2 weeks ago I did a bit of spring cleaning in my Lightroom® catalog and thought about how I could properly tag all my scans. I don’t mean keywords, but proper EXIF tags to see Camera Model, Lens and all that stuff in my EXIF Panel in Lightroom® so I can search them through the Metadata Library Filter.
So I found ExifTool, a command-line utility which allows to read, write and create EXIF tags in all sorts of files. A few shell scripts later I was still not satisfied, because of course my files are all spread over in my filesystem, so changing EXIF tags in files over different folders would mean exporting and reimporting pictures.
Eventually I searched for a Lightroom plugin that would allow me to add EXIF tags to pictures directly from my Smart Collections in my Lightroom® catalog. No Luck. The only thing that came close to what I would want was FullMetaExport by Chao. It’s a great plugin, has presets, so I could build my ExifTool command-lines in the plugin and save them as preset. Great! But didn’t satisfy me completely. So Let’s see in which language these plugins are written.
I knew that Angry Birds uses lua, but that’s it.
So I downloaded the Lightroom® SDK and began to write my own plugin. Scary. But looking at FullMetaExport helped me a lot to make this plugin.
To cut a long story short, the plugin is finished, has preset support for Exposure related and Development related values and runs on both, Windows and Mac OS. The only requirement is to have ExifTool installed. It can also be used to add Lens Information to digital files if you shoot a lot with legacy Lenses and to correct the Focal length in 35mm if Lightroom calculates it wrong.
Here is the Interface of LensTagger:
Camera Model and Lens show up in the Metadata panel. All other Options are stored in the User Comment Field:
Those values can then be used to create Smart Collections in Lightroom:
When using the ‘Add Values to Keywords’ feature, please make sure to Save Metadata to file before invoking the plugin. Otherwise your Keywords added through Lightroom get overwritten.

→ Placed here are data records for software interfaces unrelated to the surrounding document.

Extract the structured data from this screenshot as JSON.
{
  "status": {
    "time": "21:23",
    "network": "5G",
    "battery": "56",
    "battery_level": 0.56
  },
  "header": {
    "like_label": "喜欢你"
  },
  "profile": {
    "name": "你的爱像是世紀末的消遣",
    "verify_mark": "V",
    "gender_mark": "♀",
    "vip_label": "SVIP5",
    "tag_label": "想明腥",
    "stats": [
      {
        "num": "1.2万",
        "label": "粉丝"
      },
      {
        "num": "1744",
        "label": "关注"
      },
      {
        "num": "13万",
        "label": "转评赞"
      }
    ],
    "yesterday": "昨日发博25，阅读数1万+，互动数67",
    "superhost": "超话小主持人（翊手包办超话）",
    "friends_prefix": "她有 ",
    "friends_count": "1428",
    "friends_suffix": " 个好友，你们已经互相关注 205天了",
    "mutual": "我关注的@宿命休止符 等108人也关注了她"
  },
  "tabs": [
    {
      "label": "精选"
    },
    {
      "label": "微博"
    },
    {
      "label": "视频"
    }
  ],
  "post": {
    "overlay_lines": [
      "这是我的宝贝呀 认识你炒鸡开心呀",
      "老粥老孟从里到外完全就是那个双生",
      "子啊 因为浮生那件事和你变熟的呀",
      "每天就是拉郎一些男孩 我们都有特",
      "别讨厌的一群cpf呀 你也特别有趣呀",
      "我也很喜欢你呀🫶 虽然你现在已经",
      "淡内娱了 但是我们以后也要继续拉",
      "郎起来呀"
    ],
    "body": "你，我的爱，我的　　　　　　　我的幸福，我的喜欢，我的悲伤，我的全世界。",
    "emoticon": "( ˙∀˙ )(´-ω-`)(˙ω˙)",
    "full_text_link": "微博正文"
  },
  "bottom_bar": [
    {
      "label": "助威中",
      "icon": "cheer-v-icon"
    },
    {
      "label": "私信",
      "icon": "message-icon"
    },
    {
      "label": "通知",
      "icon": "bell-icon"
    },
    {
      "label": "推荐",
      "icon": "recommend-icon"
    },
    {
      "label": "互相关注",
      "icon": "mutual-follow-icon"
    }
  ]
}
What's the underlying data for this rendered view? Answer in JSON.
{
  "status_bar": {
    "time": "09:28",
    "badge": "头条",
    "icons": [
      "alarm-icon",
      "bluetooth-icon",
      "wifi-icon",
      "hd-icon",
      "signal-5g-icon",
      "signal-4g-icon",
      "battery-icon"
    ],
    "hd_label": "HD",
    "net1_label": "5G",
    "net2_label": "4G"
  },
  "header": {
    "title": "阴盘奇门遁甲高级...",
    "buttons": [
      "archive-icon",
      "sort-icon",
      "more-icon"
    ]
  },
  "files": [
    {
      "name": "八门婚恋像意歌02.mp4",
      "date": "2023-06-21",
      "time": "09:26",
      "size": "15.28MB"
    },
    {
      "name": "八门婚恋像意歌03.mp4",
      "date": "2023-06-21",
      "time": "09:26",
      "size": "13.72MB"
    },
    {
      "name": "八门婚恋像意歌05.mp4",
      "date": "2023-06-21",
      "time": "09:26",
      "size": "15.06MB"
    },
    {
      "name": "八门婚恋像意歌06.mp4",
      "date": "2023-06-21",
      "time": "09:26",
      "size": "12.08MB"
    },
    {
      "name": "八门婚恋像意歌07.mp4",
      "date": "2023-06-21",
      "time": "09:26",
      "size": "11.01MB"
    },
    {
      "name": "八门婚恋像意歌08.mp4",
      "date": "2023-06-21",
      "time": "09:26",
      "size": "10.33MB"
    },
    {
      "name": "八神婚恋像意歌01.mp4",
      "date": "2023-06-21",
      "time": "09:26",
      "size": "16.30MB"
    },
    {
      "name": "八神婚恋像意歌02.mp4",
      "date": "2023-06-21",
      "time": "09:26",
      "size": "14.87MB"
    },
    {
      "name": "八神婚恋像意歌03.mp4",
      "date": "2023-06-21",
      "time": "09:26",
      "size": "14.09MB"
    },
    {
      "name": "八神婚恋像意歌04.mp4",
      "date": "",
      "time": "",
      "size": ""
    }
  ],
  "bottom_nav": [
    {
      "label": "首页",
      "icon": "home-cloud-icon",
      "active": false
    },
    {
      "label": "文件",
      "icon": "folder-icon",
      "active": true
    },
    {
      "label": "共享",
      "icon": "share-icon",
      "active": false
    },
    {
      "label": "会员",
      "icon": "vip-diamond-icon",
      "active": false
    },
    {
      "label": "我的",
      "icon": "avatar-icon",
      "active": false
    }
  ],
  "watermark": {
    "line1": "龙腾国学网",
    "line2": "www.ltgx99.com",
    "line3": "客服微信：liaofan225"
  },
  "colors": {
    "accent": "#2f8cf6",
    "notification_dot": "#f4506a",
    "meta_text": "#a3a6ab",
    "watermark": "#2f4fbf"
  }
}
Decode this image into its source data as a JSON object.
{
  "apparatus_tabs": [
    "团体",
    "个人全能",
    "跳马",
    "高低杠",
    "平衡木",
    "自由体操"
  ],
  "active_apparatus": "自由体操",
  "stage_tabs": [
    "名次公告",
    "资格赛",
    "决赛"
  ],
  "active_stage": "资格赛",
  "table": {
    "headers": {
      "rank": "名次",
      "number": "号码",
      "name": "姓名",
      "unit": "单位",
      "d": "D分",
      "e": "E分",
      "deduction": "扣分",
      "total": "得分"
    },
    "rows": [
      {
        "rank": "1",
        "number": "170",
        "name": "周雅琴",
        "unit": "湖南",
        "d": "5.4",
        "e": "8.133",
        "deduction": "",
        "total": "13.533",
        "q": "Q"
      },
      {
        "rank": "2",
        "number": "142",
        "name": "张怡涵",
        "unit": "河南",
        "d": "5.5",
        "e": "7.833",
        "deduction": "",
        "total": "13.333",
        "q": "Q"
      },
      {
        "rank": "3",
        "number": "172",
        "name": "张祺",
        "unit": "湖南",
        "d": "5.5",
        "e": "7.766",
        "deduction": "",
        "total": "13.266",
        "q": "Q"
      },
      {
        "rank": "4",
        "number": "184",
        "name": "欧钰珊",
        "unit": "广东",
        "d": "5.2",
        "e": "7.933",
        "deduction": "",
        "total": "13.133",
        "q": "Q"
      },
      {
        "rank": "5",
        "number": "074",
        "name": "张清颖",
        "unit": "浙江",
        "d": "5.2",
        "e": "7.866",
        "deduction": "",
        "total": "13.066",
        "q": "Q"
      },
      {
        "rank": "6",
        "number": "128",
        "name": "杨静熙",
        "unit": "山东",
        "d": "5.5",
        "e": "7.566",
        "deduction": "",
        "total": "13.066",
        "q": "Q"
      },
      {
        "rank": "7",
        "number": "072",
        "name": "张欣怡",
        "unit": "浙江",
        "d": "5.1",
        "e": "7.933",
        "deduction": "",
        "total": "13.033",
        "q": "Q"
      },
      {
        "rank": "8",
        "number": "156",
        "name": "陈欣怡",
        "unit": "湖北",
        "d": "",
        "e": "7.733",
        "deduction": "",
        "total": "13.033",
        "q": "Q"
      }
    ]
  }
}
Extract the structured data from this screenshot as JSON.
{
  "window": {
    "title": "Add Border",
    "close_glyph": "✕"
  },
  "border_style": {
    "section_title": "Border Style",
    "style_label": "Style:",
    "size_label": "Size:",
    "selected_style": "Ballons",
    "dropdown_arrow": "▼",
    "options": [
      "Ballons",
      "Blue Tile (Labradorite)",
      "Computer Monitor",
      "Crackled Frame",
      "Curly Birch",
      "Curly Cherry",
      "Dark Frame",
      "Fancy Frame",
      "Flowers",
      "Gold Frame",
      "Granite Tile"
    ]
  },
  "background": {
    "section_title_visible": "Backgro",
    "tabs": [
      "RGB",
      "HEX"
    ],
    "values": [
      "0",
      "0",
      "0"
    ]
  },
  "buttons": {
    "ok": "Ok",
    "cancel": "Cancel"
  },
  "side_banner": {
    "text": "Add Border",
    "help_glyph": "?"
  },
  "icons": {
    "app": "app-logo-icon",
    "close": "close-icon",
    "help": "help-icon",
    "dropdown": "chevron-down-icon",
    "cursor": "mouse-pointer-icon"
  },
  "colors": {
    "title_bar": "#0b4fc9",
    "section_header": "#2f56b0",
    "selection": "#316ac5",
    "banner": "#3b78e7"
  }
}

Please make sure to install exiftool first before you use this tool. On Windows please remove the (-k) from the filename of exiftool and put the executable inside the plugin folder or at any other place where you prefer to have it.
On Mac OS X it’s an installable package anyways.